▶ [Exercise goal]: Scan the listing below and copy every line holding "this".

▶ [Records to process]:
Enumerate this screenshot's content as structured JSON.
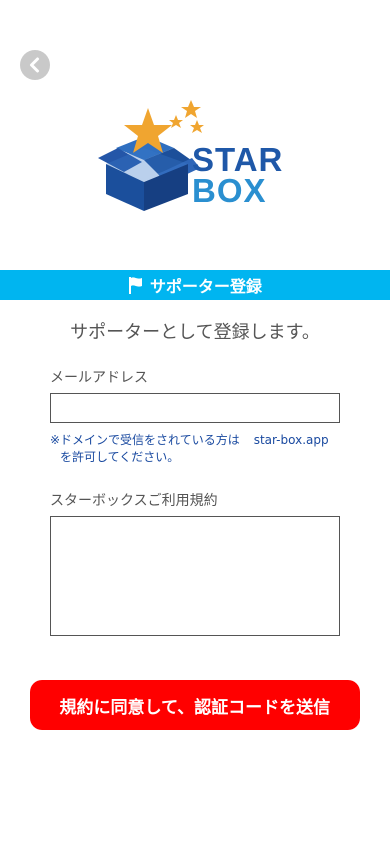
{
  "header": {
    "back_icon": "chevron-left-icon",
    "logo_text_line1": "STAR",
    "logo_text_line2": "BOX"
  },
  "title_bar": {
    "icon": "flag-icon",
    "title": "サポーター登録",
    "color": "#00b5f0"
  },
  "main": {
    "lead": "サポーターとして登録します。",
    "email": {
      "label": "メールアドレス",
      "value": "",
      "placeholder": ""
    },
    "notice_line1": "※ドメインで受信をされている方は",
    "notice_domain": "star-box.app",
    "notice_line2": "を許可してください。",
    "terms": {
      "label": "スターボックスご利用規約",
      "content": ""
    },
    "submit_label": "規約に同意して、認証コードを送信",
    "submit_color": "#ff0000"
  }
}
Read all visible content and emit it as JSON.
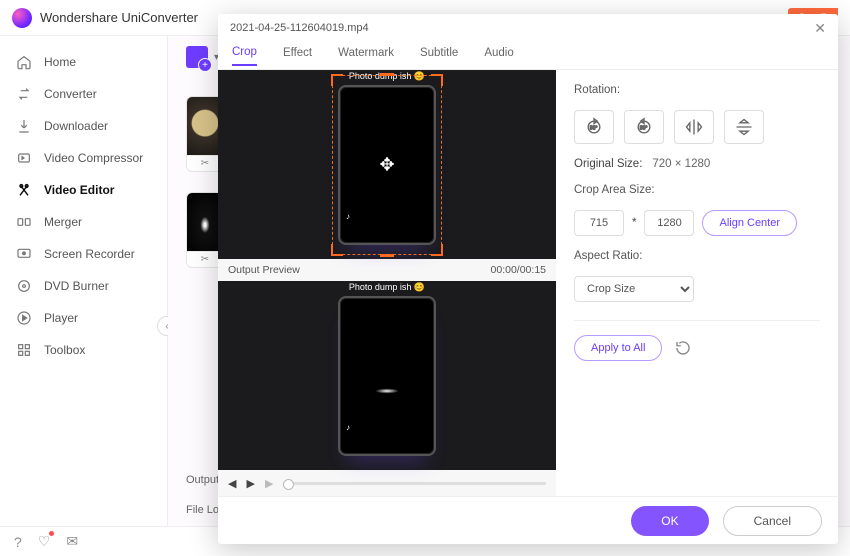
{
  "app": {
    "title": "Wondershare UniConverter",
    "promo_tag": "See P"
  },
  "sidebar": {
    "items": [
      {
        "label": "Home",
        "icon": "home-icon"
      },
      {
        "label": "Converter",
        "icon": "converter-icon"
      },
      {
        "label": "Downloader",
        "icon": "downloader-icon"
      },
      {
        "label": "Video Compressor",
        "icon": "compressor-icon"
      },
      {
        "label": "Video Editor",
        "icon": "editor-icon"
      },
      {
        "label": "Merger",
        "icon": "merger-icon"
      },
      {
        "label": "Screen Recorder",
        "icon": "recorder-icon"
      },
      {
        "label": "DVD Burner",
        "icon": "dvd-icon"
      },
      {
        "label": "Player",
        "icon": "player-icon"
      },
      {
        "label": "Toolbox",
        "icon": "toolbox-icon"
      }
    ],
    "active_index": 4
  },
  "bottom": {
    "output_label": "Output F",
    "location_label": "File Loca"
  },
  "modal": {
    "filename": "2021-04-25-112604019.mp4",
    "tabs": [
      "Crop",
      "Effect",
      "Watermark",
      "Subtitle",
      "Audio"
    ],
    "active_tab": 0,
    "preview_label": "Output Preview",
    "time_current": "00:00",
    "time_total": "00:15",
    "phone_caption": "Photo dump ish",
    "rotation_label": "Rotation:",
    "original_size_label": "Original Size:",
    "original_size_value": "720 × 1280",
    "crop_area_label": "Crop Area Size:",
    "crop_w": "715",
    "crop_mul": "*",
    "crop_h": "1280",
    "align_center_label": "Align Center",
    "aspect_label": "Aspect Ratio:",
    "aspect_value": "Crop Size",
    "apply_all_label": "Apply to All",
    "ok_label": "OK",
    "cancel_label": "Cancel"
  }
}
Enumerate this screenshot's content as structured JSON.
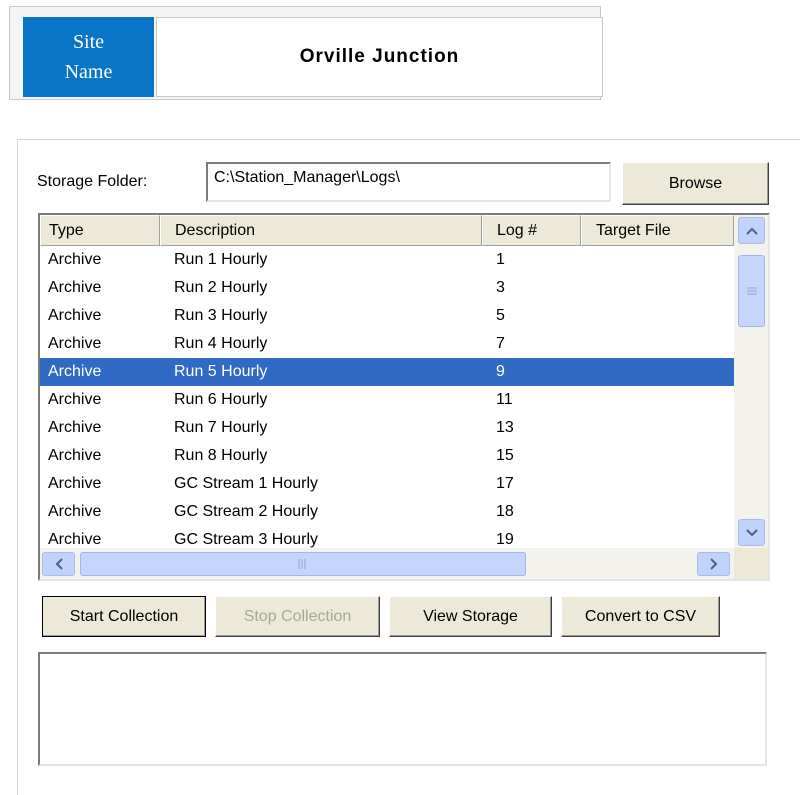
{
  "site": {
    "label": "Site Name",
    "value": "Orville  Junction"
  },
  "storage": {
    "label": "Storage Folder:",
    "path": "C:\\Station_Manager\\Logs\\",
    "browse_label": "Browse"
  },
  "table": {
    "columns": [
      "Type",
      "Description",
      "Log #",
      "Target File"
    ],
    "rows": [
      {
        "type": "Archive",
        "description": "Run 1 Hourly",
        "log": "1",
        "target": ""
      },
      {
        "type": "Archive",
        "description": "Run 2 Hourly",
        "log": "3",
        "target": ""
      },
      {
        "type": "Archive",
        "description": "Run 3 Hourly",
        "log": "5",
        "target": ""
      },
      {
        "type": "Archive",
        "description": "Run 4 Hourly",
        "log": "7",
        "target": ""
      },
      {
        "type": "Archive",
        "description": "Run 5 Hourly",
        "log": "9",
        "target": ""
      },
      {
        "type": "Archive",
        "description": "Run 6 Hourly",
        "log": "11",
        "target": ""
      },
      {
        "type": "Archive",
        "description": "Run 7 Hourly",
        "log": "13",
        "target": ""
      },
      {
        "type": "Archive",
        "description": "Run 8 Hourly",
        "log": "15",
        "target": ""
      },
      {
        "type": "Archive",
        "description": "GC Stream 1 Hourly",
        "log": "17",
        "target": ""
      },
      {
        "type": "Archive",
        "description": "GC Stream 2 Hourly",
        "log": "18",
        "target": ""
      },
      {
        "type": "Archive",
        "description": "GC Stream 3 Hourly",
        "log": "19",
        "target": ""
      }
    ],
    "selected_index": 4
  },
  "buttons": {
    "start": "Start Collection",
    "stop": "Stop Collection",
    "view": "View Storage",
    "csv": "Convert to CSV"
  },
  "status_text": "",
  "icons": {
    "scroll_up": "scroll-up-arrow-icon",
    "scroll_down": "scroll-down-arrow-icon",
    "scroll_left": "scroll-left-arrow-icon",
    "scroll_right": "scroll-right-arrow-icon"
  },
  "colors": {
    "site_label_bg": "#0a75c6",
    "selection": "#316ac5",
    "button_face": "#ece9d8"
  }
}
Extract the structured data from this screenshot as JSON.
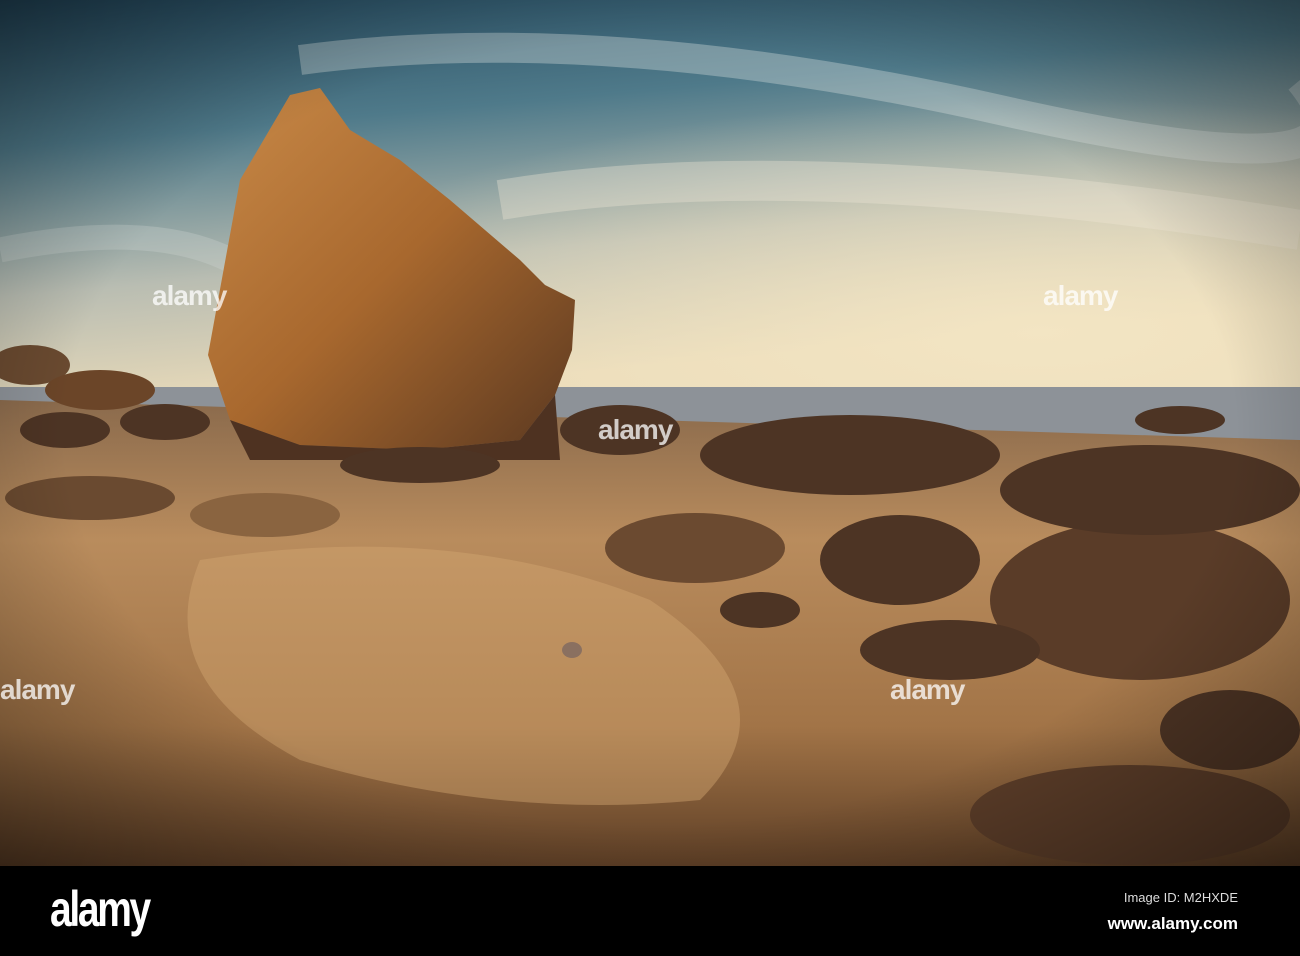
{
  "image": {
    "subject": "rocky beach at low tide",
    "colors": {
      "sky_top": "#2f5a6e",
      "sky_mid": "#8aa4ae",
      "horizon": "#e6d8b8",
      "sea": "#8a9098",
      "sand": "#b88a5a",
      "rock": "#a86a30",
      "rock_dark": "#4a3022"
    }
  },
  "watermark": {
    "text": "alamy"
  },
  "footer": {
    "logo": "alamy",
    "image_id": "Image ID: M2HXDE",
    "website": "www.alamy.com"
  }
}
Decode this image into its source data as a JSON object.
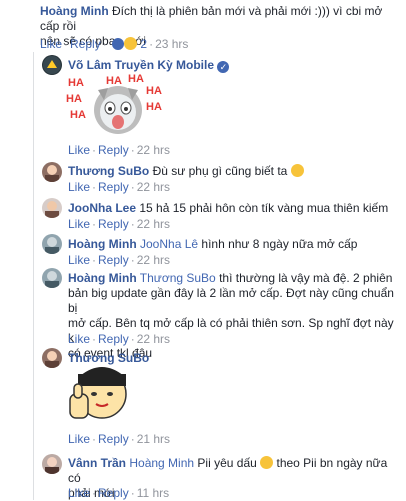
{
  "comments": [
    {
      "name": "Hoàng Minh",
      "text_line1": "Đích thị là phiên bản mới và phải mới :))) vì cbi mở cấp rồi",
      "text_line2": "nên sẽ có pban mới",
      "reaction_count": "2",
      "time": "23 hrs"
    },
    {
      "name": "Võ Lâm Truyền Kỳ Mobile",
      "sticker_text": "HA HA HA HA HA HA HA",
      "time": "22 hrs"
    },
    {
      "name": "Thương SuBo",
      "text": "Đù sư phụ gì cũng biết ta",
      "time": "22 hrs"
    },
    {
      "name": "JooNha Lee",
      "text": "15 hả 15 phải hôn còn tík vàng mua thiên kiếm",
      "time": "22 hrs"
    },
    {
      "name": "Hoàng Minh",
      "tag": "JooNha Lê",
      "text": "hình như 8 ngày nữa mở cấp",
      "time": "22 hrs"
    },
    {
      "name": "Hoàng Minh",
      "tag": "Thương SuBo",
      "text_line1": "thì thường là vậy mà đệ. 2 phiên",
      "text_line2": "bản big update gần đây là 2 lần mở cấp. Đợt này cũng chuẩn bị",
      "text_line3": "mở cấp. Bên tq mở cấp là có phải thiên sơn. Sp nghĩ đợt này k",
      "text_line4": "có event tkl đâu",
      "time": "22 hrs"
    },
    {
      "name": "Thương SuBo",
      "time": "21 hrs"
    },
    {
      "name": "Vânn Trần",
      "tag": "Hoàng Minh",
      "text_line1": "Pii yêu dấu",
      "text_line1b": "theo Pii bn ngày nữa có",
      "text_line2": "phải mới",
      "time": "11 hrs"
    }
  ],
  "actions": {
    "like": "Like",
    "reply": "Reply",
    "sep": "·"
  },
  "colors": {
    "link": "#4267b2",
    "name": "#365899",
    "meta": "#90949c"
  }
}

▶ [Task response]:
Enumerate this screenshot's content as structured JSON.
Enumerate this screenshot's content as structured JSON.
Extract the structured data from this screenshot as JSON.
Decode this image into its source data as a JSON object.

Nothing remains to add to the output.